Another countywide sales tax eyed

Daily Post Staff Writer

A year after San Mateo County voters approved a half-cent sales tax for low-income housing, emergency services and parks, voters may be asked in November to pass another half-cent sales tax for transportation projects in the county.

This tax will likely hit the ballot in November 2018, a year when other taxes will go to voters. In June, voters in nine-Bay Area counties will decide on a $3 increase in tolls for state-owned bridges, and Caltrain will seek an eighth-of-a-cent sales tax in either June or November.

San Mateo County has, on average, an 8.75% sales tax rate, higher than the average 7.25% tax rate the rest of the state pays. San Mateo’s sales tax is 9% while East Palo Alto, Belmont and South San Francisco have 9.25% sales taxes.
Normally, local governments can collect no more than 2% on every retail sales dollar, and San Mateo County is pushing that limit.

But a bill by state Assemblyman Kevin Mullin, D-South San Francisco, that was signed into law by Gov. Jerry Brown in September, allows San Mateo County to add the half-cent sales tax and exceed the 2% cap.

Mullin’s bill would allow all types of transportation to receive money from the sales tax. But before it hits the ballot, SamTrans must first put together a plan for spending the $80 million the half-cent would generate annually.

Menlo Park’s wish list

Menlo Park City Council on Tuesday approved its wish list, which includes funding requests for separating train tracks from the road at Ravenswood, Glenwood, Middle, Oak Grove and Encinal Avenues, for reinstating the currently defunct Dumbarton rail bridge and corridor and adding toll lanes to Highway 101.

SamTrans has asked for interested cities to submit projects that need funding to the agency by Dec. 20. It also has a website (, where people can list their transportation priorities.
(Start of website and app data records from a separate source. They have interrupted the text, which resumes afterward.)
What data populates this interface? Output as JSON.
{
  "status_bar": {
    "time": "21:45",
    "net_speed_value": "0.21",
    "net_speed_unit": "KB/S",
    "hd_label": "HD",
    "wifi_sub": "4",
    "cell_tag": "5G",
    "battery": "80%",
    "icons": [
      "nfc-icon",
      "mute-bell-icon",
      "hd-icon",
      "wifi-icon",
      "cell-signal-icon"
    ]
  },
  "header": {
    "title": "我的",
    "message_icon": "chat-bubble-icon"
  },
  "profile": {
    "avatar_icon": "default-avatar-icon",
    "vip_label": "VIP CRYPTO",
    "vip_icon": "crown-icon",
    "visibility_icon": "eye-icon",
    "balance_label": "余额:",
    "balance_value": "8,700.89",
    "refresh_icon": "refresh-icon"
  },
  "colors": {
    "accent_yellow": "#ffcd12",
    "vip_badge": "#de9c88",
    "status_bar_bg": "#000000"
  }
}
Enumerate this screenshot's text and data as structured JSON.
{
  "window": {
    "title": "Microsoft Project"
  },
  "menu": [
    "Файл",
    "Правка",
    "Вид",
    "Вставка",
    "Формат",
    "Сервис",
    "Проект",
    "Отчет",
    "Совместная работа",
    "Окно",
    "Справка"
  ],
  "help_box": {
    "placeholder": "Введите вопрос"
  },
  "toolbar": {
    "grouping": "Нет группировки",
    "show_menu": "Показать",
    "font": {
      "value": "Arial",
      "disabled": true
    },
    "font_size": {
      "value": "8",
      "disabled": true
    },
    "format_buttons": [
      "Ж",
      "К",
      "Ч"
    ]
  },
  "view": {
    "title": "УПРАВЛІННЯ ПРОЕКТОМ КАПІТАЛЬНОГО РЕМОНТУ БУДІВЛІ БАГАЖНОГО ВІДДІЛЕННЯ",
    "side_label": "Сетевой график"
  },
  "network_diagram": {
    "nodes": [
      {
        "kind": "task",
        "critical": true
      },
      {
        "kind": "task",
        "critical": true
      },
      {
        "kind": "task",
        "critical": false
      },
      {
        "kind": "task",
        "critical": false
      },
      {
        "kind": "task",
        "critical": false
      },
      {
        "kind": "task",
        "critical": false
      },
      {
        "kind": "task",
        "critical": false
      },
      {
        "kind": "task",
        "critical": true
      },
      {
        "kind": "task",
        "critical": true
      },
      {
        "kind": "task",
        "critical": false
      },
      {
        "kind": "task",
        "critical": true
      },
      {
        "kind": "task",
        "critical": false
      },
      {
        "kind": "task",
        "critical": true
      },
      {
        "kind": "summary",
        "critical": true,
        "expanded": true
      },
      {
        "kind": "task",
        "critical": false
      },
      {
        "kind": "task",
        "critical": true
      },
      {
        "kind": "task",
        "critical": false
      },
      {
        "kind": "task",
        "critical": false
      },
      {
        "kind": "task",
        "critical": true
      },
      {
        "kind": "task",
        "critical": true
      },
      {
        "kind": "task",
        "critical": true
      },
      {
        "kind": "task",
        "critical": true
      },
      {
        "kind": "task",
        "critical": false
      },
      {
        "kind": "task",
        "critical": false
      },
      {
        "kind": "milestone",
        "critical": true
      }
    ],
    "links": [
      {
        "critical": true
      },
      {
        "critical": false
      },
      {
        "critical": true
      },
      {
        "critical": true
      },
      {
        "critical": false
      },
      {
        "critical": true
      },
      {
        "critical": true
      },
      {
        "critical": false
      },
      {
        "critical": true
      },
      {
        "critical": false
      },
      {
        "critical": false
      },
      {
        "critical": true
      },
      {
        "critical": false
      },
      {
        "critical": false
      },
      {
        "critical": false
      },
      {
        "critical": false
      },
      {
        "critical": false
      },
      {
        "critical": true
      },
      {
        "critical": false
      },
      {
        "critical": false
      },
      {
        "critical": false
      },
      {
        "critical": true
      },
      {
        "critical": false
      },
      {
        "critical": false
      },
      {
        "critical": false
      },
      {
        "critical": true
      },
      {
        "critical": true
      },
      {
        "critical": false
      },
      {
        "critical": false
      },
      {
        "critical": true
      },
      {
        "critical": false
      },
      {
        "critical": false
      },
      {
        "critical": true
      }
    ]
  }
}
Choices include improving bicycle and pedestrian access, repairing potholes and to improve public transit.

Longer trips because of traffic

Supervisor Warren Slocum said at a Nov. 21 board meeting that it was important to improve transportation in the county, recalling that years ago, if you had to get from the county center in Redwood City to San Mateo, you could leave 20 minutes before your meeting and get there on time. Now, you have to leave 45 minutes to an hour before your meeting and hopefully you’ll be there on time.

San Mateo County already has a half-cent sales tax for transportation, called Measure A. It was originally passed in 1988 and was supposed to sunset 25 years later. But it was renewed early in 2004 and will continue until 2034.

While traffic is bad, former supervisor Tom Huening said he’s not convinced that there is enough support for the tax. The sales tax requires two-thirds, or 67%, approval at the ballot box.

More capacity needed

Huening said the county needs to look at ways to increase capacity for more cars on Highway 101 and expand public transit, including connecting BART from Santa Clara to Millbrae.

“A further extension of BART down the center of the Bayshore (Highway 101) on elevated tracks would really substantially add to capacity,” Huening said. “Most of the jobs that have been added to San Mateo County are east of the Bayshore, and not very accessible to Caltrain. We need both systems.”

On July 11, Burlingame pollster Bryan Godbe told the board of supervisors that among likely voters, the tax has between 63% and 68% support. Godbe told the supervisors that with “extensive outreach,” it’s possible the tax would pass.

Third tax in five years

One of the issues that Godbe said was on voters’ minds is that this would be the third tax in five years to come before voters, and that it would raise the county’s tax rate to be among the highest in the state.

In 2012, county voters approved Measure A, a half-cent sales tax, and they renewed that tax with Measure K last year. Measure K was promoted as a way to fund low-income housing, emergency services and parks.